# What is expected:
Output the records in full, exactly as given.

_ _ _

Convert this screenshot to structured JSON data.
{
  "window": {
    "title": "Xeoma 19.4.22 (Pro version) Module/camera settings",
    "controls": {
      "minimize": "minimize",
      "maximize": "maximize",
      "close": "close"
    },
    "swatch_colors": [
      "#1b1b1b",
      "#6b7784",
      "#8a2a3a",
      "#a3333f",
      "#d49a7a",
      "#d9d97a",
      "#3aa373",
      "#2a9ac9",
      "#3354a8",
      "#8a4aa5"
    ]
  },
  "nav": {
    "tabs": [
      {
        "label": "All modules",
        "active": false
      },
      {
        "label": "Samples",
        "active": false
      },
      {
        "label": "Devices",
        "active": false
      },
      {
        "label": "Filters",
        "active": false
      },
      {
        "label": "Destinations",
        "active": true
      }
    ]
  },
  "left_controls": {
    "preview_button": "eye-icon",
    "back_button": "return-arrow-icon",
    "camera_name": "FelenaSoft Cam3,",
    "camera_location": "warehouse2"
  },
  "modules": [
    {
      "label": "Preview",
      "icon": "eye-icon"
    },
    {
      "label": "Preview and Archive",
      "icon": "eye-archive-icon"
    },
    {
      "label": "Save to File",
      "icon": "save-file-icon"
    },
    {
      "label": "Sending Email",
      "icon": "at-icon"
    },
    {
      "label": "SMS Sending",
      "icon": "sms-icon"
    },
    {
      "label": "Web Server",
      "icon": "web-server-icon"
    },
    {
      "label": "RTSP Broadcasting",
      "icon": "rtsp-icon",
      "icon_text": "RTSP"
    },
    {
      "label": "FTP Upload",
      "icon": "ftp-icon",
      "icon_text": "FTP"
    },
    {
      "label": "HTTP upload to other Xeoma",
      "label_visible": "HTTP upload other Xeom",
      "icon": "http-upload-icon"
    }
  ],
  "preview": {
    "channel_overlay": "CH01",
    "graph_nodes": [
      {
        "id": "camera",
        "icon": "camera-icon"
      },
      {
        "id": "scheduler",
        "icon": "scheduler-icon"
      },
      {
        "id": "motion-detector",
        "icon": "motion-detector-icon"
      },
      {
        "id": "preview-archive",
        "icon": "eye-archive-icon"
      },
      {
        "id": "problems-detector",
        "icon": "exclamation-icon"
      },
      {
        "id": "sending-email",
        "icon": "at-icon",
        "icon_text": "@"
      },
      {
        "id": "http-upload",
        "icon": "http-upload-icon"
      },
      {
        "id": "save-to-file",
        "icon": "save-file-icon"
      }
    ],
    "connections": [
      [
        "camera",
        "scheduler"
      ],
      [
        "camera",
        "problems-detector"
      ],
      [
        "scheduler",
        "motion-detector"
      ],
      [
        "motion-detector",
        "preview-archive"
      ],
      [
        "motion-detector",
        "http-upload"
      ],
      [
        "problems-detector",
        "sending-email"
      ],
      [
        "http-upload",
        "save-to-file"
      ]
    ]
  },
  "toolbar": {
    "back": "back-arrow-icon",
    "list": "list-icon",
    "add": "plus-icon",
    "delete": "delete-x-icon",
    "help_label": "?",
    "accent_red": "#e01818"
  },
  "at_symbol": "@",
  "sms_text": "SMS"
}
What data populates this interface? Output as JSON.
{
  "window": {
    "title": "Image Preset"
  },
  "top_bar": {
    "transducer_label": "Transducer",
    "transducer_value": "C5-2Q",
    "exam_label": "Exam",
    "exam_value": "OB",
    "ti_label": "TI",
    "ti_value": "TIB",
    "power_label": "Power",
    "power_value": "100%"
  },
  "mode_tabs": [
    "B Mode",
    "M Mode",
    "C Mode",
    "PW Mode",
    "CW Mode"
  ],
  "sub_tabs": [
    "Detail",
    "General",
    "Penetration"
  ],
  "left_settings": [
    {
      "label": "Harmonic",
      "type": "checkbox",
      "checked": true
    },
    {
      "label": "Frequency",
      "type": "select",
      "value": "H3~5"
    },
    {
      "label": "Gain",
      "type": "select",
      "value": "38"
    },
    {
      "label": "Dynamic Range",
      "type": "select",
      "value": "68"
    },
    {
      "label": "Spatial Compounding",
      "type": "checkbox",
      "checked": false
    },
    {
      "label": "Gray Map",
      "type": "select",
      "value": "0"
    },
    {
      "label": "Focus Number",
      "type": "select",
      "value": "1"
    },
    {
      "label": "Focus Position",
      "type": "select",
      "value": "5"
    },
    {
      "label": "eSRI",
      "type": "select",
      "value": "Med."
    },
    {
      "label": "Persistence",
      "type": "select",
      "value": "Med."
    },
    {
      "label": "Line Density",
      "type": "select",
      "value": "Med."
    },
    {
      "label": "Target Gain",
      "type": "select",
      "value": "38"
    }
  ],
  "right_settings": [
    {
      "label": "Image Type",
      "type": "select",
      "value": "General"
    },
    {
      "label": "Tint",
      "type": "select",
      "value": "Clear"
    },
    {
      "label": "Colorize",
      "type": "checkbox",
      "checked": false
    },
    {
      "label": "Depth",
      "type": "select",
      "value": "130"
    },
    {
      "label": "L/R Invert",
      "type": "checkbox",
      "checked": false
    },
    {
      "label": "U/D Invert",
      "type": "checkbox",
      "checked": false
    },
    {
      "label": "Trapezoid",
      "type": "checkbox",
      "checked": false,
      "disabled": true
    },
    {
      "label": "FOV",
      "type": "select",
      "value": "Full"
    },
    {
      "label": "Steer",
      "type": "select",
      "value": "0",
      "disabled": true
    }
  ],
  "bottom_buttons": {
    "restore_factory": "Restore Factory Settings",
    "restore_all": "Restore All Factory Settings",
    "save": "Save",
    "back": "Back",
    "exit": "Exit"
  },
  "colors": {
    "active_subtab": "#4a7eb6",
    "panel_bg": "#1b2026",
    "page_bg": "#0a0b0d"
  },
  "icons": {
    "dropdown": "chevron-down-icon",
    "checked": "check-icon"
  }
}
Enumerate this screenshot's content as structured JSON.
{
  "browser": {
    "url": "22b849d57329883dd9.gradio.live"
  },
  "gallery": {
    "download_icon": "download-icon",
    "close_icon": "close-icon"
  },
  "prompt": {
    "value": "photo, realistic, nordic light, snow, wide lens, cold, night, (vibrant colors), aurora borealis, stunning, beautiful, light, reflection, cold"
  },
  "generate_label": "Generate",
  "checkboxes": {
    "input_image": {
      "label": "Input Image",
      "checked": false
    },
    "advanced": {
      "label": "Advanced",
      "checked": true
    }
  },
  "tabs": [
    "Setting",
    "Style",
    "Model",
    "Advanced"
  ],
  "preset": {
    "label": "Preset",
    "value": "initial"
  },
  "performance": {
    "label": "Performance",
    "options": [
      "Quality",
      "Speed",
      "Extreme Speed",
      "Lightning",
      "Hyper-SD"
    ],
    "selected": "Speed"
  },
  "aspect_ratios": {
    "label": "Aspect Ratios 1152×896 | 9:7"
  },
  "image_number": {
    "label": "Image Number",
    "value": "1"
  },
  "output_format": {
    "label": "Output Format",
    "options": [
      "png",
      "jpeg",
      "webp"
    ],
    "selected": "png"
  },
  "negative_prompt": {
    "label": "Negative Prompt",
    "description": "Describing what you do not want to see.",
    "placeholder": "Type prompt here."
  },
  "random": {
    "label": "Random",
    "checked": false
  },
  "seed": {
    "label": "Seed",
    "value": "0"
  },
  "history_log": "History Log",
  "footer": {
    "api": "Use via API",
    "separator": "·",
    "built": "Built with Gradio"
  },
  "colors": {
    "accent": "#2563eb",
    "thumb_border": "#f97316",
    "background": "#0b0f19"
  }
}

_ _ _

# Solution for this problem:
Convert this screenshot to structured JSON data.
{
  "window": {
    "title": "Xeoma 19.4.22 (Pro version) Module/camera settings",
    "controls": {
      "minimize": "minimize",
      "maximize": "maximize",
      "close": "close"
    },
    "swatch_colors": [
      "#1b1b1b",
      "#6b7784",
      "#8a2a3a",
      "#a3333f",
      "#d49a7a",
      "#d9d97a",
      "#3aa373",
      "#2a9ac9",
      "#3354a8",
      "#8a4aa5"
    ]
  },
  "nav": {
    "tabs": [
      {
        "label": "All modules",
        "active": false
      },
      {
        "label": "Samples",
        "active": false
      },
      {
        "label": "Devices",
        "active": false
      },
      {
        "label": "Filters",
        "active": false
      },
      {
        "label": "Destinations",
        "active": true
      }
    ]
  },
  "left_controls": {
    "preview_button": "eye-icon",
    "back_button": "return-arrow-icon",
    "camera_name": "FelenaSoft Cam3,",
    "camera_location": "warehouse2"
  },
  "modules": [
    {
      "label": "Preview",
      "icon": "eye-icon"
    },
    {
      "label": "Preview and Archive",
      "icon": "eye-archive-icon"
    },
    {
      "label": "Save to File",
      "icon": "save-file-icon"
    },
    {
      "label": "Sending Email",
      "icon": "at-icon"
    },
    {
      "label": "SMS Sending",
      "icon": "sms-icon"
    },
    {
      "label": "Web Server",
      "icon": "web-server-icon"
    },
    {
      "label": "RTSP Broadcasting",
      "icon": "rtsp-icon",
      "icon_text": "RTSP"
    },
    {
      "label": "FTP Upload",
      "icon": "ftp-icon",
      "icon_text": "FTP"
    },
    {
      "label": "HTTP upload to other Xeoma",
      "label_visible": "HTTP upload other Xeom",
      "icon": "http-upload-icon"
    }
  ],
  "preview": {
    "channel_overlay": "CH01",
    "graph_nodes": [
      {
        "id": "camera",
        "icon": "camera-icon"
      },
      {
        "id": "scheduler",
        "icon": "scheduler-icon"
      },
      {
        "id": "motion-detector",
        "icon": "motion-detector-icon"
      },
      {
        "id": "preview-archive",
        "icon": "eye-archive-icon"
      },
      {
        "id": "problems-detector",
        "icon": "exclamation-icon"
      },
      {
        "id": "sending-email",
        "icon": "at-icon",
        "icon_text": "@"
      },
      {
        "id": "http-upload",
        "icon": "http-upload-icon"
      },
      {
        "id": "save-to-file",
        "icon": "save-file-icon"
      }
    ],
    "connections": [
      [
        "camera",
        "scheduler"
      ],
      [
        "camera",
        "problems-detector"
      ],
      [
        "scheduler",
        "motion-detector"
      ],
      [
        "motion-detector",
        "preview-archive"
      ],
      [
        "motion-detector",
        "http-upload"
      ],
      [
        "problems-detector",
        "sending-email"
      ],
      [
        "http-upload",
        "save-to-file"
      ]
    ]
  },
  "toolbar": {
    "back": "back-arrow-icon",
    "list": "list-icon",
    "add": "plus-icon",
    "delete": "delete-x-icon",
    "help_label": "?",
    "accent_red": "#e01818"
  },
  "at_symbol": "@",
  "sms_text": "SMS"
}
What data populates this interface? Output as JSON.
{
  "window": {
    "title": "Image Preset"
  },
  "top_bar": {
    "transducer_label": "Transducer",
    "transducer_value": "C5-2Q",
    "exam_label": "Exam",
    "exam_value": "OB",
    "ti_label": "TI",
    "ti_value": "TIB",
    "power_label": "Power",
    "power_value": "100%"
  },
  "mode_tabs": [
    "B Mode",
    "M Mode",
    "C Mode",
    "PW Mode",
    "CW Mode"
  ],
  "sub_tabs": [
    "Detail",
    "General",
    "Penetration"
  ],
  "left_settings": [
    {
      "label": "Harmonic",
      "type": "checkbox",
      "checked": true
    },
    {
      "label": "Frequency",
      "type": "select",
      "value": "H3~5"
    },
    {
      "label": "Gain",
      "type": "select",
      "value": "38"
    },
    {
      "label": "Dynamic Range",
      "type": "select",
      "value": "68"
    },
    {
      "label": "Spatial Compounding",
      "type": "checkbox",
      "checked": false
    },
    {
      "label": "Gray Map",
      "type": "select",
      "value": "0"
    },
    {
      "label": "Focus Number",
      "type": "select",
      "value": "1"
    },
    {
      "label": "Focus Position",
      "type": "select",
      "value": "5"
    },
    {
      "label": "eSRI",
      "type": "select",
      "value": "Med."
    },
    {
      "label": "Persistence",
      "type": "select",
      "value": "Med."
    },
    {
      "label": "Line Density",
      "type": "select",
      "value": "Med."
    },
    {
      "label": "Target Gain",
      "type": "select",
      "value": "38"
    }
  ],
  "right_settings": [
    {
      "label": "Image Type",
      "type": "select",
      "value": "General"
    },
    {
      "label": "Tint",
      "type": "select",
      "value": "Clear"
    },
    {
      "label": "Colorize",
      "type": "checkbox",
      "checked": false
    },
    {
      "label": "Depth",
      "type": "select",
      "value": "130"
    },
    {
      "label": "L/R Invert",
      "type": "checkbox",
      "checked": false
    },
    {
      "label": "U/D Invert",
      "type": "checkbox",
      "checked": false
    },
    {
      "label": "Trapezoid",
      "type": "checkbox",
      "checked": false,
      "disabled": true
    },
    {
      "label": "FOV",
      "type": "select",
      "value": "Full"
    },
    {
      "label": "Steer",
      "type": "select",
      "value": "0",
      "disabled": true
    }
  ],
  "bottom_buttons": {
    "restore_factory": "Restore Factory Settings",
    "restore_all": "Restore All Factory Settings",
    "save": "Save",
    "back": "Back",
    "exit": "Exit"
  },
  "colors": {
    "active_subtab": "#4a7eb6",
    "panel_bg": "#1b2026",
    "page_bg": "#0a0b0d"
  },
  "icons": {
    "dropdown": "chevron-down-icon",
    "checked": "check-icon"
  }
}
Enumerate this screenshot's content as structured JSON.
{
  "browser": {
    "url": "22b849d57329883dd9.gradio.live"
  },
  "gallery": {
    "download_icon": "download-icon",
    "close_icon": "close-icon"
  },
  "prompt": {
    "value": "photo, realistic, nordic light, snow, wide lens, cold, night, (vibrant colors), aurora borealis, stunning, beautiful, light, reflection, cold"
  },
  "generate_label": "Generate",
  "checkboxes": {
    "input_image": {
      "label": "Input Image",
      "checked": false
    },
    "advanced": {
      "label": "Advanced",
      "checked": true
    }
  },
  "tabs": [
    "Setting",
    "Style",
    "Model",
    "Advanced"
  ],
  "preset": {
    "label": "Preset",
    "value": "initial"
  },
  "performance": {
    "label": "Performance",
    "options": [
      "Quality",
      "Speed",
      "Extreme Speed",
      "Lightning",
      "Hyper-SD"
    ],
    "selected": "Speed"
  },
  "aspect_ratios": {
    "label": "Aspect Ratios 1152×896 | 9:7"
  },
  "image_number": {
    "label": "Image Number",
    "value": "1"
  },
  "output_format": {
    "label": "Output Format",
    "options": [
      "png",
      "jpeg",
      "webp"
    ],
    "selected": "png"
  },
  "negative_prompt": {
    "label": "Negative Prompt",
    "description": "Describing what you do not want to see.",
    "placeholder": "Type prompt here."
  },
  "random": {
    "label": "Random",
    "checked": false
  },
  "seed": {
    "label": "Seed",
    "value": "0"
  },
  "history_log": "History Log",
  "footer": {
    "api": "Use via API",
    "separator": "·",
    "built": "Built with Gradio"
  },
  "colors": {
    "accent": "#2563eb",
    "thumb_border": "#f97316",
    "background": "#0b0f19"
  }
}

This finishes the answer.